McCarthy’s goal came next two minutes into the fourth when he ran it up from the low left wing, turned and shot to score, tying the game at 6.
Four minutes later, senior captain Michael McCormack picked up a ground ball in the defensive zone, ran it downfield before passing to Zdrill who was posting on the crease. Catching the pass, Zdrill turned and shot high to score.
“We had a great defensive play that ended in a turnover. McCormack was bringing it down the field, and we’ve done it before in practice where he feeds me right on the crease like that, so my teammates expected it, but I don’t think Penn State was expecting it. Luckily, I got it and was able to put it away,” said Zdrill.
Less than a minute later, Mangan scored, giving the Elis their first two-goal lead.
“The ball got rotated around. I ended up at the point where I’m usually not located but they’d be pushing me to my offhand so I took them to my left.
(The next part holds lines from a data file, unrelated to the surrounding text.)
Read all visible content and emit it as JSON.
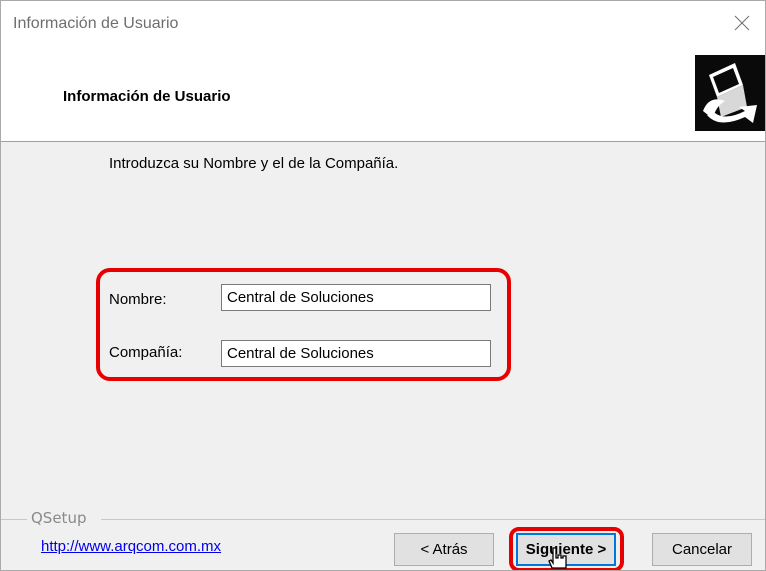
{
  "window": {
    "title": "Información de Usuario"
  },
  "header": {
    "title": "Información de Usuario",
    "logo_icon": "computer-setup-icon"
  },
  "intro": {
    "text": "Introduzca su Nombre y el de la Compañía."
  },
  "form": {
    "name_label": "Nombre:",
    "name_value": "Central de Soluciones",
    "company_label": "Compañía:",
    "company_value": "Central de Soluciones"
  },
  "footer": {
    "group_label": "QSetup",
    "link": "http://www.arqcom.com.mx",
    "back_label": "< Atrás",
    "next_label": "Siguiente >",
    "cancel_label": "Cancelar"
  },
  "colors": {
    "highlight": "#e60000",
    "link": "#0000ee"
  }
}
I shot it opposite stick and it happened to go in. It put us up two, which pumped up the guys.”
And less than a minute after that, McCormack picked up another ground ball, this one off a bad clear by Penn State, and passed it up to Zdrill. He quickly passed it off to Oberbeck, who, feet from the goal, faked high and shot low to make it 9-6 with seven minutes left in the game.
Five minutes later, the last Eli tally came when Flaherty beat a double to score on an empty net, making it 10-6.
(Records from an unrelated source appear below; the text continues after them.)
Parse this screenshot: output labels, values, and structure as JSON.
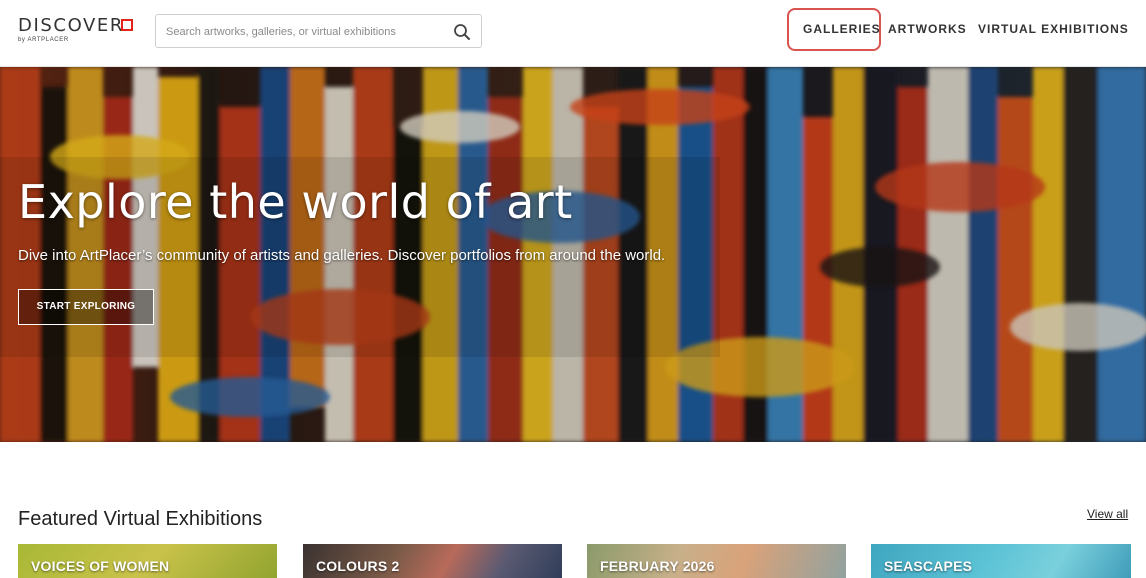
{
  "header": {
    "logo_text": "DISCOVER",
    "logo_sub": "by ARTPLACER",
    "search_placeholder": "Search artworks, galleries, or virtual exhibitions",
    "nav": [
      "GALLERIES",
      "ARTWORKS",
      "VIRTUAL EXHIBITIONS"
    ],
    "highlight_color": "#d9534f"
  },
  "hero": {
    "title": "Explore the world of art",
    "subtitle": "Dive into ArtPlacer’s community of artists and galleries. Discover portfolios from around the world.",
    "button": "START EXPLORING"
  },
  "featured": {
    "title": "Featured Virtual Exhibitions",
    "view_all": "View all",
    "cards": [
      {
        "label": "VOICES OF WOMEN"
      },
      {
        "label": "COLOURS 2"
      },
      {
        "label": "FEBRUARY 2026"
      },
      {
        "label": "SEASCAPES"
      }
    ]
  },
  "icons": {
    "search": "search-icon",
    "logo_mark": "red-square-icon"
  }
}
“Towards the end of the game, I was going on attack to essentially get the ball because we knew they were going to double team me. The coaches trust me when they throw the double team out to either split it or get away. We brought the ball down and they called a trip on them, so it was a dead ball. I immediately picked it up, and they threw the double on me. I started sprinting one way to get one of the defenders to reach out towards the sideline, and then I cut underneath. The play got messy and then I was able to keep the ball and score on the empty net and ice the game for us,” said Flaherty.
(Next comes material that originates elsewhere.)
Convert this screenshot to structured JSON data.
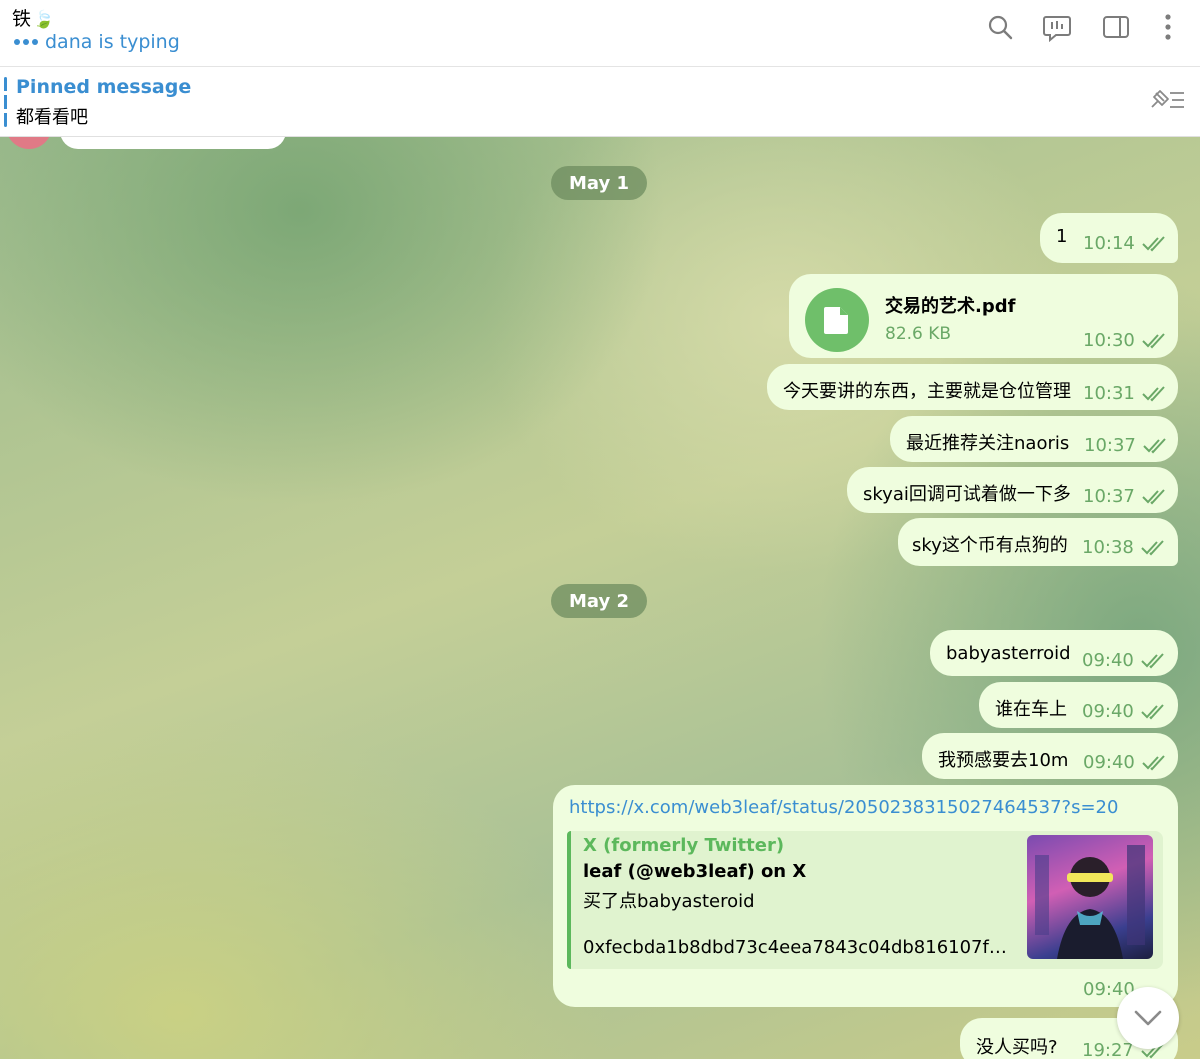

Thirty seconds later, the Lions scored, to make it 10-7, but it was too late. While they may have dominated the first half, outshooting Yale 21 to 11 and winning 20 groundballs to Yale’s 8, the Elis owned the second half. They Bulldogs finished with 34 shots to Penn State’s 36, won 33 to their 36 ground balls, and only had 16 turnovers to their 19. Levings finished 7 of 20, with many critical wins coming in the second half. Sophomore goalie Eric Natale finished the day with 10 saves.
“We were out-groundballed 20 to 10 in the first half, and we didn’t want to leave the game like that. We had 25 groundballs in the second half. We challenged the guys, and they came through,” Shay said.
Defensively, Yale played strong all game, McCormack said.
“We came out playing pretty well and went up 1-0,” he said. “Their goalie played great and saved a couple of our shots while they were able to score on us. Going into the half, we were playing well defensively. The score might not have been indicative of that but after halftime, we were able to come out and play a sound defensive game, so it was nice to hold them to only two goals in the second half.”
Added senior defenseman Peter Johnson, “It’s been a theme of the year to be able to be down early in the game but be resilient and dig in and hold it while the offense steps up and plays their game. I couldn’t be prouder of how we played defensively today and hold a great offensive team to seven goals.”
The Bulldogs will play in the NCAA quarterfinals next weekend in College Park, MD against the winner of Sunday’s Syracuse-Bryant game.
It will be Coach Shay’s first trip to the NCAA quarterfinals as it is the program’s first trek under his tenure.
“It feels really good,” he said. “Coaches Niemi, Baxter, and Schneider did a phenomenal job. We would not be here without them,”
McCormack added, “It’s awesome. It’s a program day – we haven’t been in the quarterfinals in 21 years. A lot of alumni came out, and the fans were incredible, so it’s really nice to do it for Yale lacrosse.”